- _Work task_: Pick out the lines below that contain the string "tower" and copy them all.

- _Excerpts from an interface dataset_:
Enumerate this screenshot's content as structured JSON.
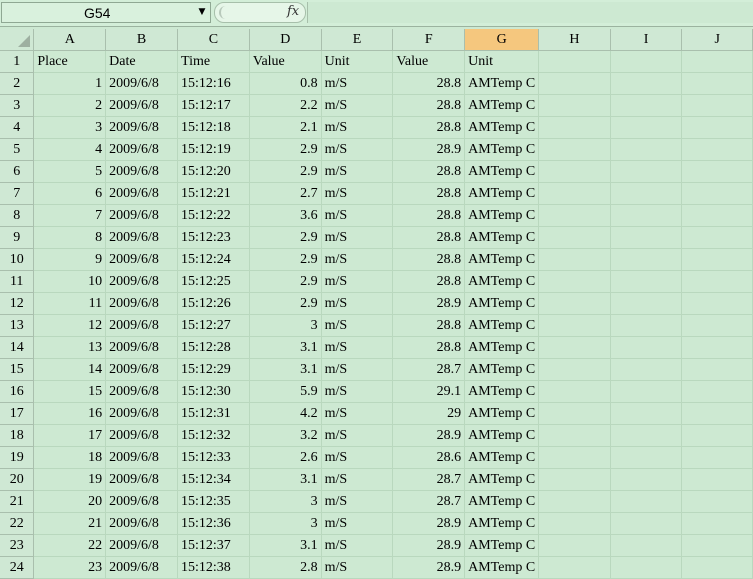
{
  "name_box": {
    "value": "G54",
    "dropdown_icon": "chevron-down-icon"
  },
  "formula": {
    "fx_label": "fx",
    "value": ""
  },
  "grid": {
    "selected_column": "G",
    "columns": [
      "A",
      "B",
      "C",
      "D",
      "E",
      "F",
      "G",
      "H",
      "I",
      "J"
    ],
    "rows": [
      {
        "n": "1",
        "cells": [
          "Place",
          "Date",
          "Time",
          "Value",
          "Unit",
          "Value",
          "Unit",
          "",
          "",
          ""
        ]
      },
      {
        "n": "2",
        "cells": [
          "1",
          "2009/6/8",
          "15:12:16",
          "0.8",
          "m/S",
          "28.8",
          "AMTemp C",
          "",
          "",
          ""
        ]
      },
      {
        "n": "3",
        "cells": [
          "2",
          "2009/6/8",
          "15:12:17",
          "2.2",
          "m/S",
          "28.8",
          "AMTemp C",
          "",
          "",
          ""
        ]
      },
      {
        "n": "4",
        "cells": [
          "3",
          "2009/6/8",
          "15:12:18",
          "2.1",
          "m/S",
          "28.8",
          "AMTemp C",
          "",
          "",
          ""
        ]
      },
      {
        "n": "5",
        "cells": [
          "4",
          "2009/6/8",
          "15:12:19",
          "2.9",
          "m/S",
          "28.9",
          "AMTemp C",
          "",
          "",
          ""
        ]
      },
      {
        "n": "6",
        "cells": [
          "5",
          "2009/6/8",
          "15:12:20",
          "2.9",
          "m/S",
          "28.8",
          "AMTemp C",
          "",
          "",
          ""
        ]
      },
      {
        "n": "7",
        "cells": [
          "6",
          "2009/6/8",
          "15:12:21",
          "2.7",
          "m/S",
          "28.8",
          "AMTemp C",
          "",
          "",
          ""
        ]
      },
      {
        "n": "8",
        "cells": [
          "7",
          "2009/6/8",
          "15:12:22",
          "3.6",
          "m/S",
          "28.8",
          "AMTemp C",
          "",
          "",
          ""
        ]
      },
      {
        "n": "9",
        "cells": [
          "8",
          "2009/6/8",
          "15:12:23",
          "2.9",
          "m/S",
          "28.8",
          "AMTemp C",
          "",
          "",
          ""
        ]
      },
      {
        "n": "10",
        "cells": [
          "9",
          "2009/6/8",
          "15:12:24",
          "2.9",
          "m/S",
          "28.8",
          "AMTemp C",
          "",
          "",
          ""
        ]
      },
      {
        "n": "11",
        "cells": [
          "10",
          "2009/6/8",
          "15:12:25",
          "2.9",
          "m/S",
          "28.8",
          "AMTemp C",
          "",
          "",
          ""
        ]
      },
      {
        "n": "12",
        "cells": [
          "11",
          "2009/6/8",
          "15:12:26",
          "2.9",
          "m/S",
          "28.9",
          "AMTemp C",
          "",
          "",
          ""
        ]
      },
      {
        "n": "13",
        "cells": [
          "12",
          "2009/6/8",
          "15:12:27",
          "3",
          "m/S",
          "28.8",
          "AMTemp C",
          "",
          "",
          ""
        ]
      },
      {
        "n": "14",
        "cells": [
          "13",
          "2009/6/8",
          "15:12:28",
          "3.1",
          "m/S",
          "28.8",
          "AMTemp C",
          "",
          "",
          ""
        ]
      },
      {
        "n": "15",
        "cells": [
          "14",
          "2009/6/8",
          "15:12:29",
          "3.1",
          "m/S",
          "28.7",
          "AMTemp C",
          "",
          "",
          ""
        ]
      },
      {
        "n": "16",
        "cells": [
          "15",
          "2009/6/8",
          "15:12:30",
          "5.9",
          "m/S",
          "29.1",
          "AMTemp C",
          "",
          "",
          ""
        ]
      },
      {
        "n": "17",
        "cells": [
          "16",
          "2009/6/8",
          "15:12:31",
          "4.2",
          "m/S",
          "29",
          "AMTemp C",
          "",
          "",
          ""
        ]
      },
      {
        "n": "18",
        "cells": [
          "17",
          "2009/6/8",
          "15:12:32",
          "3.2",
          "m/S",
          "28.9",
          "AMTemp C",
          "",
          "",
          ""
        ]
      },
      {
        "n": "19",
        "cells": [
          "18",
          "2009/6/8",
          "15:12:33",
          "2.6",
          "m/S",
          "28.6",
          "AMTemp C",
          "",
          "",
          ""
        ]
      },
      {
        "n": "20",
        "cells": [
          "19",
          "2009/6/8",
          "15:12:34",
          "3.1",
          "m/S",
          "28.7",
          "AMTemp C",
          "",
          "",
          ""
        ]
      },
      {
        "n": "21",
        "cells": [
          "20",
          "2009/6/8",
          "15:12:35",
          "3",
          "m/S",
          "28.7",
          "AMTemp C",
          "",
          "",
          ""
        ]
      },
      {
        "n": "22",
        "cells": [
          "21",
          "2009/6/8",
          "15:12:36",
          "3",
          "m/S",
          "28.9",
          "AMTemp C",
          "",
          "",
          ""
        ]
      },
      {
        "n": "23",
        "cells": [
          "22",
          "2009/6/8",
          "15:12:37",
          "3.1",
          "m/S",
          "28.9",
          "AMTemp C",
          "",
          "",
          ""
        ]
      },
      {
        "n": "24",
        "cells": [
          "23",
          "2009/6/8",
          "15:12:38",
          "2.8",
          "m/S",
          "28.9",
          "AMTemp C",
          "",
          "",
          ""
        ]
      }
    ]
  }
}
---
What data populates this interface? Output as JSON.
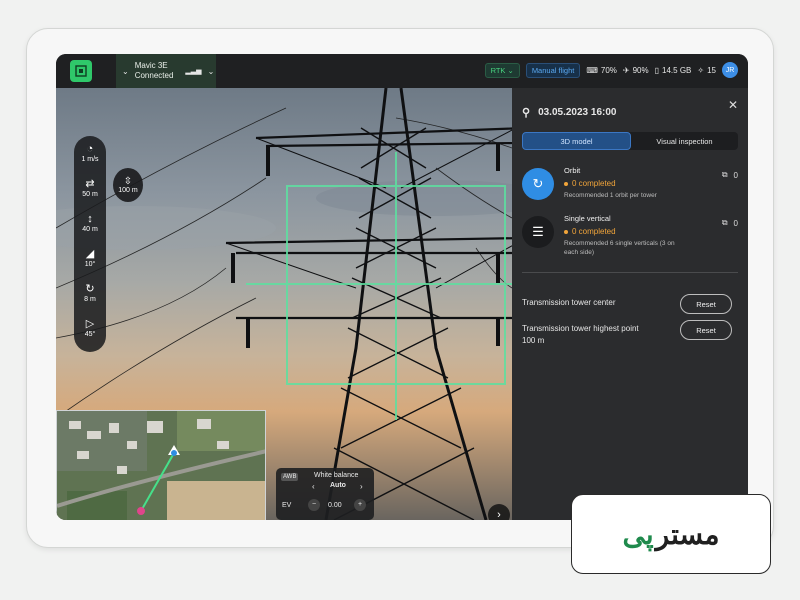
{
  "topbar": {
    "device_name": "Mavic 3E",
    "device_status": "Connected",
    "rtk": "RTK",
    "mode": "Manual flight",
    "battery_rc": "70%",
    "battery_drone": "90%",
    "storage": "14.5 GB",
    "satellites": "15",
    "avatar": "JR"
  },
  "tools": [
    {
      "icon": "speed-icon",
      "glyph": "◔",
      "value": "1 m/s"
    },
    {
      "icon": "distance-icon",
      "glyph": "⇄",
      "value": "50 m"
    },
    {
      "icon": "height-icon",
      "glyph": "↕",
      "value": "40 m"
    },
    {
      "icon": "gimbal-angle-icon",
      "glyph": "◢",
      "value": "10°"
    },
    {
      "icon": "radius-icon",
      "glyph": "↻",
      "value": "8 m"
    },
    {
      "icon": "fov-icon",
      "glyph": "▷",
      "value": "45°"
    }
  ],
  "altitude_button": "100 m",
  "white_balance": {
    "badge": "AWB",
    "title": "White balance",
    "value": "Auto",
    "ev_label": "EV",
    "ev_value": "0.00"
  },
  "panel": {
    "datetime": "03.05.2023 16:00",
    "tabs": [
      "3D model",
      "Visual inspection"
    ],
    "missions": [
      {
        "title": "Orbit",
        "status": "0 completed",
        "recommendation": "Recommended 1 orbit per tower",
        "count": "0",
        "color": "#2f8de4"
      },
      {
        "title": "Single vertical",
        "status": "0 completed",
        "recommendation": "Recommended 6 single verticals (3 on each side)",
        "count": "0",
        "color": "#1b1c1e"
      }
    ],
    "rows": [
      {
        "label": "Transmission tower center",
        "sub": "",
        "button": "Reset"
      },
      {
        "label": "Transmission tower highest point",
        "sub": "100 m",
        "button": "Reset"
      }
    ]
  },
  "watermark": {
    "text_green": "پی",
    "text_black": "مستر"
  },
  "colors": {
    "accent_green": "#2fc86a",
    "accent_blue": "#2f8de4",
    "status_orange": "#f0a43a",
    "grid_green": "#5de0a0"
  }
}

- _Result_:
        "recommendation": "Recommended 1 orbit per tower",
        "label": "Transmission tower center",
        "label": "Transmission tower highest point",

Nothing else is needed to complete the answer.